If you’re in Christ, I believe that when Paul says to do everything in love, he isn’t speaking in generalizations. I think he means everything, with no exceptions.
It doesn’t mean you can’t and won’t get angry. Anger is a natural human emotion. But it means that when you get angry, what you do next matters.It means that when you get angry, what you do next matters.Click To Tweet
I do feel anger. I do get irritable. But it’s what I do next that determines whether I’m acting from a place of love or out of some other emotion.
If you’ve been struggling with anger, irritability, bitterness, criticalness, self-righteousness, or anything else that is making it hard to love people, I recognize it can be difficult to overcome. Jesus said our spirits are willing to do this, but our flesh is weak (Matthew 26:41b).
But He wants to empower you to lay a new foundation for how you treat people. Men, let’s begin the reset of our lives together with a prayer, expressing our desire to God:
Our dearest Father, we do see the world for what it is. We see that the world has gained a grip on us, and Lord, we don’t want to react the way that we’ve been reacting. I repent of all the ways in which I have acted like the world, and I repent of all the times I have beaten my breast in self-righteousness that I’m not like the world.
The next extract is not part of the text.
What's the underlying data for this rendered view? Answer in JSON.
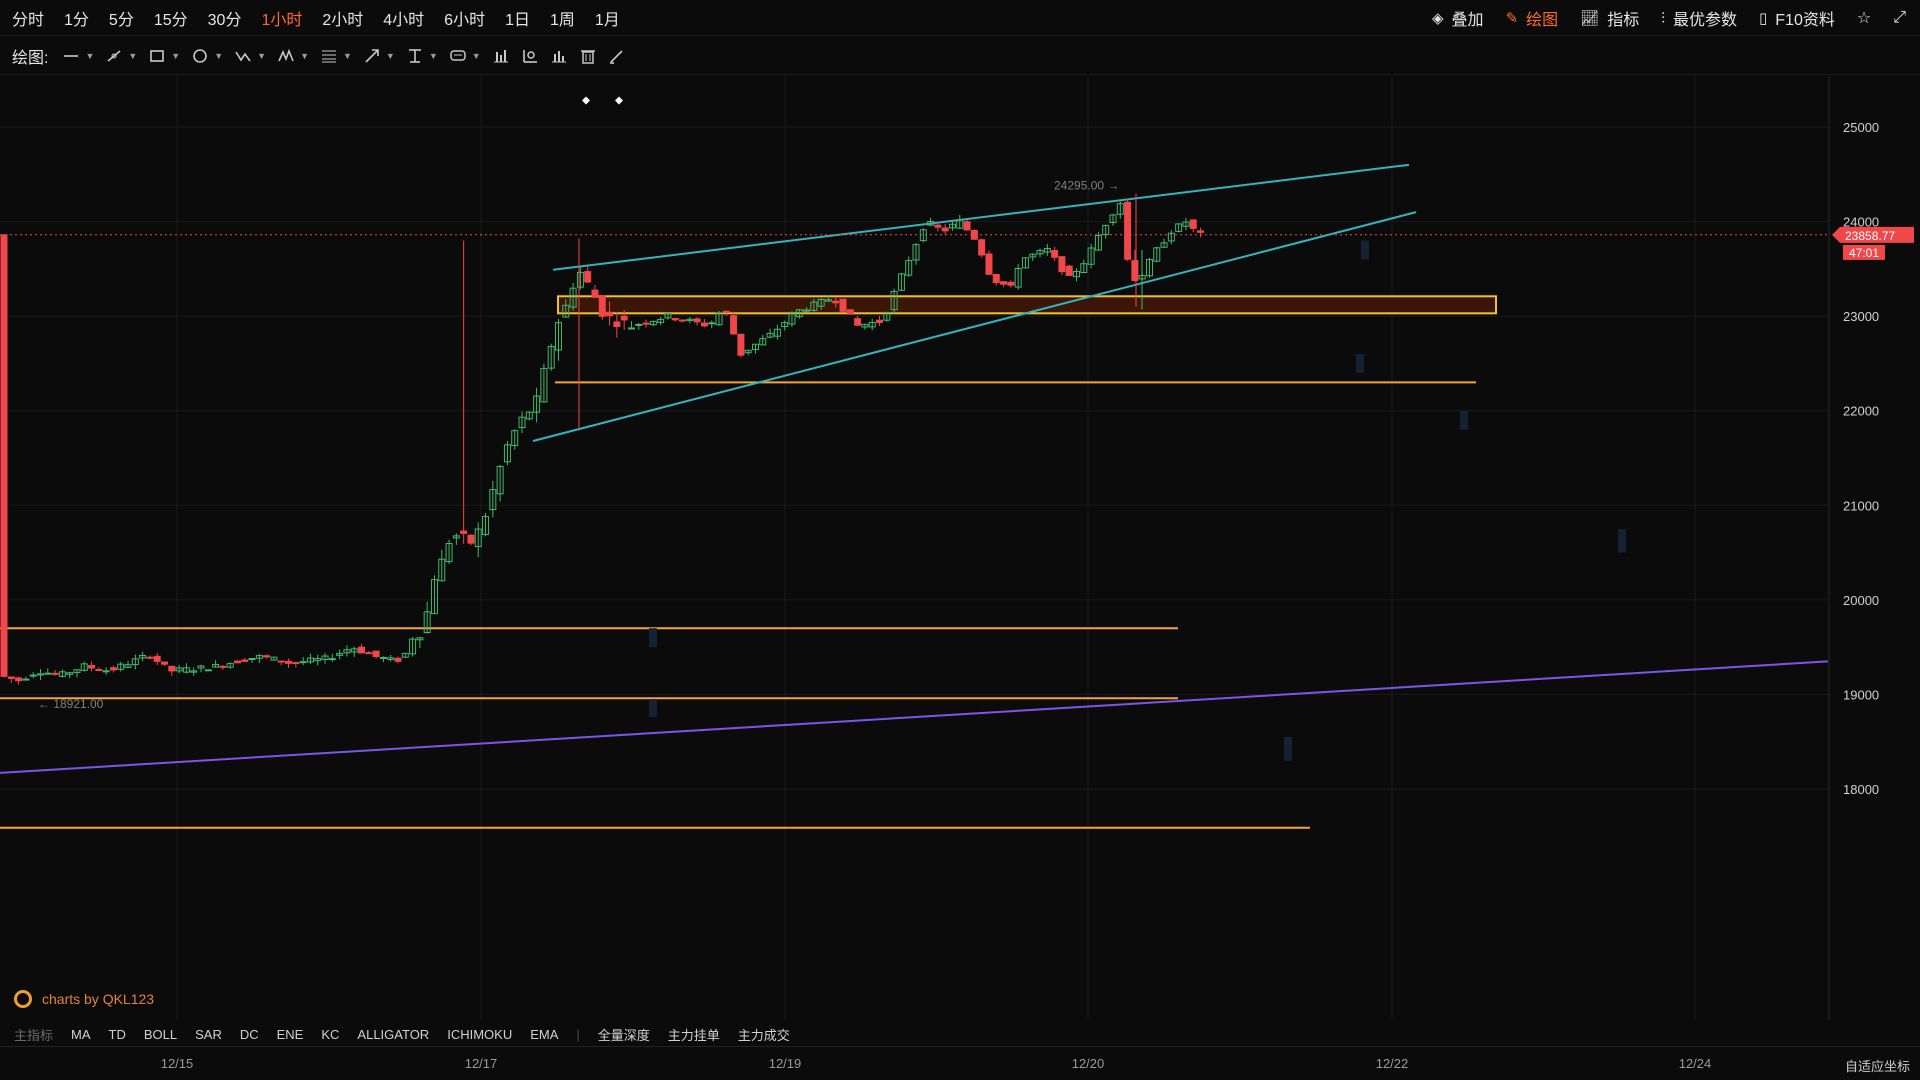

Have mercy on us. We are sinners.
God, put into our hearts the desire to follow this overarching instruction to do everything in love. Whatever other foundation we’ve been building on, we ask you to rip that up and re-pour love as our foundation, by the power of the Holy Spirit. Amen.